|22.||Rosenberg PB, Lyketsos CG. Mild cognitive impairment: searching for the prodrome of Alzheimer’s disease. World Psychiatry. 2008;7:72–78 |
|23.||Saczynski JS, Beiser A, Seshadri S, Auerbach S, Wolf PA, Au R. Depressive symptoms and risk of dementia: the Framingham Heart Study. Neurology. 2010;75:35–41 |
|24.||Steffens DC. Separating mood disturbance from mild cognitive impairment in geriatric depression. Int Rev Psychiatry. 2008;20:374–381 |

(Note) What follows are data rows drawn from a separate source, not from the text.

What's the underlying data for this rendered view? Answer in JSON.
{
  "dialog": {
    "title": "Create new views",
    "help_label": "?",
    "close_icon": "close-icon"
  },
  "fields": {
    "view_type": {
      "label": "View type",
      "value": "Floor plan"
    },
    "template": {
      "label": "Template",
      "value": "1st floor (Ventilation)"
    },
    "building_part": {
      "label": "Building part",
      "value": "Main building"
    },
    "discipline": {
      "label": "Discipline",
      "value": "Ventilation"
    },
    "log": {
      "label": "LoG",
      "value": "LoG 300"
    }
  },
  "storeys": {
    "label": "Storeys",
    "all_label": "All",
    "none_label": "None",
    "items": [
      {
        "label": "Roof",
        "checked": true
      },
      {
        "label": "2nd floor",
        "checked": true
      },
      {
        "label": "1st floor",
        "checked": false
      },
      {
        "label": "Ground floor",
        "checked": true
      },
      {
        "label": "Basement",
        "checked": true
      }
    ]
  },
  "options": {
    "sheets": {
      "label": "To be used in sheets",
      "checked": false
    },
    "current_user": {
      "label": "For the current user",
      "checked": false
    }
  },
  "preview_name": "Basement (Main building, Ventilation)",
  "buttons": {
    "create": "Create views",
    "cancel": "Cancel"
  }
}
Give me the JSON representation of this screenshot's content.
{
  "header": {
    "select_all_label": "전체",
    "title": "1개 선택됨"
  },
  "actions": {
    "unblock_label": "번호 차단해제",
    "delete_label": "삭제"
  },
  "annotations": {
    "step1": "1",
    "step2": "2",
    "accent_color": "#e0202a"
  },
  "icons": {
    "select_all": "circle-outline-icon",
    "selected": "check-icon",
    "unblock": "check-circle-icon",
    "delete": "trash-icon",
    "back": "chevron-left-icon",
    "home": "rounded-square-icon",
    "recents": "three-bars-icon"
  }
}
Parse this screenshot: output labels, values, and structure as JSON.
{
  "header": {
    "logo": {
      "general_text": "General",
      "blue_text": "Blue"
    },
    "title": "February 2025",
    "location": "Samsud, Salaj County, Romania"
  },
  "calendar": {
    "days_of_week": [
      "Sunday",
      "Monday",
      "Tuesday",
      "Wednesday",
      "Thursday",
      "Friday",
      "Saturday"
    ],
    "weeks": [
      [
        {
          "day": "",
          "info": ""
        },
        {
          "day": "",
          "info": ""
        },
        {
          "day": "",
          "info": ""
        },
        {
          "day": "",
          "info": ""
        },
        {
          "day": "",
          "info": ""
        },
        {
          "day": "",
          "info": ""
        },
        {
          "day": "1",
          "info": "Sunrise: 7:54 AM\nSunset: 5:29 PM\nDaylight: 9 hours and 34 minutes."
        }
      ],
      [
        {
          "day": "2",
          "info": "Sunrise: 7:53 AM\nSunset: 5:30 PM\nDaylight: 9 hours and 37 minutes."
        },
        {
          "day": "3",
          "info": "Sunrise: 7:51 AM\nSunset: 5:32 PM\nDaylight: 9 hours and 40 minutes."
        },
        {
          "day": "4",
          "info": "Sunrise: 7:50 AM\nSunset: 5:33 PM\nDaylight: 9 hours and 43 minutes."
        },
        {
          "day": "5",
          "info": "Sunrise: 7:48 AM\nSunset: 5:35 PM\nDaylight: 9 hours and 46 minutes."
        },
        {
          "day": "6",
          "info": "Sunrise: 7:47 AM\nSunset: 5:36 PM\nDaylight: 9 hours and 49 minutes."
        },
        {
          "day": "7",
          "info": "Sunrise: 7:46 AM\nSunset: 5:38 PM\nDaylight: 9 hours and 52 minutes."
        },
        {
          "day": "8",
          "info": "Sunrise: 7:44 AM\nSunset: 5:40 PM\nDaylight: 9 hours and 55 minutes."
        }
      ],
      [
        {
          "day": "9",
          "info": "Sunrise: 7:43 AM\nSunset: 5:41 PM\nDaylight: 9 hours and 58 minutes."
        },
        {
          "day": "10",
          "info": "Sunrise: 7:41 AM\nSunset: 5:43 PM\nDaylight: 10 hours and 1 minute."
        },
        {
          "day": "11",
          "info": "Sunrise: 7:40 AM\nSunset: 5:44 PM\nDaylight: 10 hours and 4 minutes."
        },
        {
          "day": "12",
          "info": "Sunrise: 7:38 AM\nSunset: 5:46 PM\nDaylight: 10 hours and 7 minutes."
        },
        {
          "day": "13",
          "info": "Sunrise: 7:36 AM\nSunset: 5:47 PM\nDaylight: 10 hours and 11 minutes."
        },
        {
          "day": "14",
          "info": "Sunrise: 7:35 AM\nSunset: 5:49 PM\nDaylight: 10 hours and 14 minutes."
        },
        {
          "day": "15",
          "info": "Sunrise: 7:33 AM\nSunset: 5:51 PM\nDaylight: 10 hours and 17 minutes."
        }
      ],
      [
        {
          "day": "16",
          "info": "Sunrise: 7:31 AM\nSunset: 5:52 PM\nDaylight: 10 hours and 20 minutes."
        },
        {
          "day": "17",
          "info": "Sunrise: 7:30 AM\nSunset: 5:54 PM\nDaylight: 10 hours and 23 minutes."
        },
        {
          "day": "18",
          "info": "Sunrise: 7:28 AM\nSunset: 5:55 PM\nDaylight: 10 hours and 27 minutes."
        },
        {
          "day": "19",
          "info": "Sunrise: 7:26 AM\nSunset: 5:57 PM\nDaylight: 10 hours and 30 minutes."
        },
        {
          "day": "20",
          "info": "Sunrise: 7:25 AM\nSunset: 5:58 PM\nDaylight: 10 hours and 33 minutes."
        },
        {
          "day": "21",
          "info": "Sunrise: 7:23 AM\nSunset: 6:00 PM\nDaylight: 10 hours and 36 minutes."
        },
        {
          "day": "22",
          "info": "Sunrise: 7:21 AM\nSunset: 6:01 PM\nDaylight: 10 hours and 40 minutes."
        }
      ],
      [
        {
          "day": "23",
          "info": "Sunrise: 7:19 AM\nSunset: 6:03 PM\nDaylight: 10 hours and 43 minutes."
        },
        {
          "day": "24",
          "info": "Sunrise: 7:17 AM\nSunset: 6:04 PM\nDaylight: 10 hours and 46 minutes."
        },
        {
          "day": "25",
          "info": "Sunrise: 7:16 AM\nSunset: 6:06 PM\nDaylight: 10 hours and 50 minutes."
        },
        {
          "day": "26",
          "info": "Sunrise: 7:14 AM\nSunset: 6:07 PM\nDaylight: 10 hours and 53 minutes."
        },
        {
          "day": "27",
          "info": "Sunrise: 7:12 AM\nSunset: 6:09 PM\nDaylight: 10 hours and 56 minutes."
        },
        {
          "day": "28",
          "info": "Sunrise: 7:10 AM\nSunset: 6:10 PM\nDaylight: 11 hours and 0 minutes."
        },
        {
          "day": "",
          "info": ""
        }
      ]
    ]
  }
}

|25.||Steffens DC, Potter GG. Geriatric depression and cognitive impairment. Psychol Med. 2008;38:163–175 |
|26.||Steffens DC, McQuoid DR, Potter GG. Outcomes of older cognitively impaired individuals with current and past depression in the NCODE study. J Geriatr Psychiatry Neurol. 2009;22:52–61 |
|27.||Thomas AJ, O’Brien JT. Depression and cognition in older adults. Curr Opin Psychiatry. 2008;21:8–13 |
|28.||Traykov L, Rigaud AS, Cesaro P, Boller F. Neuropsychological impairment in the early Alzheimer’s disease. Encephale. 2007;33:310–316 |
|29.||Werner P, Korczyn AD. Mild cognitive impairment: conceptual, assessment, ethical and social issues. Clin Intervent Aging. 2008;3:413–420 |
|30.||Wright SL, Persad C. Distinguishing between depression and dementia in older persons: neuropsychological and neuropathological correlates. J Geriatr Psychiatry Neurol. 2007;20:189–198 |
|31.||Wu XS, Cheng HD, Wang K. Memory monitoring in mild cognitive impairment. Nat Med J China. 2009;89:1037–1040 |
[Figure 1], [Figure 2], [Figure 3]